Are you looking for some ideas for a classroom research project or science fair? Wildlife and ecosystems provide a great opportunity to do some original research.
Below are some general ideas that you may consider. Please be aware that these are just simple descriptions. They will have to be modified and expanded according to the specific project requirements and the skill level of the students involved. For more information about any of these (or other ideas), please feel free to contact Eric Proctor.
When doing research in the outdoors, every effort should be made to "leave no trace." Try to leave the environment the same as it was when you left. Do not leave trash behind. Stay on trails. If possible, try not to study the animals directly (i.e., picking them up). Most animals make their presence known from visible or auditory signs. Look for tracks, scat, nests, webs, etc. Listen for howls or bird calls. These are all good indicators of wildlife.
If it is necessary to use animals in your project, please be aware that every precaution should be taken to ensure the safety and well-being of the animals. Check out the official position statements on using animals in education from the National Association of Biology Teachers and the National Science Teachers Association. Finally, be sure to check the requirements for your specific project. Some teachers and organizations will not let you use animals.
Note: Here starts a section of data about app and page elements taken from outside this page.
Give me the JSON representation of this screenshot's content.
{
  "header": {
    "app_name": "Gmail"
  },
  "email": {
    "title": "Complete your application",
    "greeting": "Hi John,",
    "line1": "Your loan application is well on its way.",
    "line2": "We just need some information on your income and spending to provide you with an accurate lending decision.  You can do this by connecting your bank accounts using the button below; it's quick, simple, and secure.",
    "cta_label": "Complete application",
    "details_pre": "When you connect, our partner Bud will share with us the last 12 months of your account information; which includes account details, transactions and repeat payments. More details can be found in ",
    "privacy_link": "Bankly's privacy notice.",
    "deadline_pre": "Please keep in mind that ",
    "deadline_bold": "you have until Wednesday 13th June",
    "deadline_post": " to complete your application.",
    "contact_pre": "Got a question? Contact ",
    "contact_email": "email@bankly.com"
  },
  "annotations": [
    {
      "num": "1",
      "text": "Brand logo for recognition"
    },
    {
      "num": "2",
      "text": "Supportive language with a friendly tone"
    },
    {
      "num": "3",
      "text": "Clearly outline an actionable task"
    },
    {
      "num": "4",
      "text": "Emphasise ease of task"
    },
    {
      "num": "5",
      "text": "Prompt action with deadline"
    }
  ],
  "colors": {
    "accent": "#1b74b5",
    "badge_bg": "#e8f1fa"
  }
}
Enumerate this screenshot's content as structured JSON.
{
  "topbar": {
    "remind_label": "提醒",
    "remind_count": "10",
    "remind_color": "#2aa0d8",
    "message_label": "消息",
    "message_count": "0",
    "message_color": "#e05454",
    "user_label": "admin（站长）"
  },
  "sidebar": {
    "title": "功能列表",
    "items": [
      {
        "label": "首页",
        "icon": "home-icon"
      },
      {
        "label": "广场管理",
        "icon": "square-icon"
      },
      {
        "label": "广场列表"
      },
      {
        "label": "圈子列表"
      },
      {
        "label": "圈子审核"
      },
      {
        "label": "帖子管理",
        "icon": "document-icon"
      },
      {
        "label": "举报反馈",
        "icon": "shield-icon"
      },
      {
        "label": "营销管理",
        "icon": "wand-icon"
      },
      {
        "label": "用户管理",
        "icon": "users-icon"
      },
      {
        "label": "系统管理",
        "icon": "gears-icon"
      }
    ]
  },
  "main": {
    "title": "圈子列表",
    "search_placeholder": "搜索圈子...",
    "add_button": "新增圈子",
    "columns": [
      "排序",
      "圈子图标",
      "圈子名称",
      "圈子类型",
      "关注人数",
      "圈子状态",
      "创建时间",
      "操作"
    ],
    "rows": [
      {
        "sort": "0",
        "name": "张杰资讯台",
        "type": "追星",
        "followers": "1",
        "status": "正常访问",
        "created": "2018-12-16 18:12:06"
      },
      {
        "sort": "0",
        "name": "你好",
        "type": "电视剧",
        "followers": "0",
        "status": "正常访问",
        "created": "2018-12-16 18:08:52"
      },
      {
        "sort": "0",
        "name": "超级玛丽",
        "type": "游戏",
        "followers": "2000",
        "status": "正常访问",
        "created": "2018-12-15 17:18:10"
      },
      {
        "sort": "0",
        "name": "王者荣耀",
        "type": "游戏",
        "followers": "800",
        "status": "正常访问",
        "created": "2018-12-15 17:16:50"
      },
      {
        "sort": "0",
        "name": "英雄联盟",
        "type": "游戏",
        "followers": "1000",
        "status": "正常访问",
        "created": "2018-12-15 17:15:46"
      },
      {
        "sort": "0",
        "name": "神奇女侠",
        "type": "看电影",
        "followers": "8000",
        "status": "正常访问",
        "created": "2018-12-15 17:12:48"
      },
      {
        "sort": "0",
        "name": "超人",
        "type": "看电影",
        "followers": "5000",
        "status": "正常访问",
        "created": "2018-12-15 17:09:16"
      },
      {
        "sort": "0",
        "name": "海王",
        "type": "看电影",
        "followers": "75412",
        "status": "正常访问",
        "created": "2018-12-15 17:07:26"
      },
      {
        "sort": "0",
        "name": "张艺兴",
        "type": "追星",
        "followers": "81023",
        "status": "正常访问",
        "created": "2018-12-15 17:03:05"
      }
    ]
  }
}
Birds make great subjects for projects because they can be seen everywhere. Please be aware, however, that projects which cause harm to birds or other animals should be avoided! Possible investigations:
- Do the number/type of birds change depending on the habitat (i.e., school, stream, park, desert, etc.)?
- Does bird behaviors change when it is particularly hot or cold outside?
- How does wing shape affect flight (i.e., are some designs better suited for speed, quick moves, hovering, etc.)?
Insect Diversity Using Pan Traps
A simple modification of the common pitfall traps, this activity uses plastic popcorn bowls, water, and a drop of dish soap to capture flying insects. Possible investigations:
- Does the color of the bowl affect the type of insects caught?
- Do the types of insects captured change depending on the type of habitat (i.e., near a house, at the park, near a lake, in the forest, etc.)?
- Do the types of insects captured change depending on the time of day or season?
There are a variety of transect methods that can be used to study plants, including plots and lines. The simplest is to randomly throw out a hula hoop and record all of the plants that are found inside the hoop. Possible investigations:
- Does plant diversity change depending on the amount of human disturbance (i.e., next to a road, in the forest, in a park, next to a trail, etc.)?
- Are some ecosystems (i.e., desert, forest, riparian) more diverse than others?
- Does plant diversity change as you move uphill or on different sides of a hill?
- Is plant diversity affected by the introduction of a non-native plant species?
Miscellaneous Project Ideas
- What are different methods that seeds use to travel?
- How has the ecosystem around my house changed over time? What effect does this have for humans and wildlife? Use historical and current aerial photos and land use maps.
- Use online data sources to track animals over time. Can you explain why the animal is moving to where it is?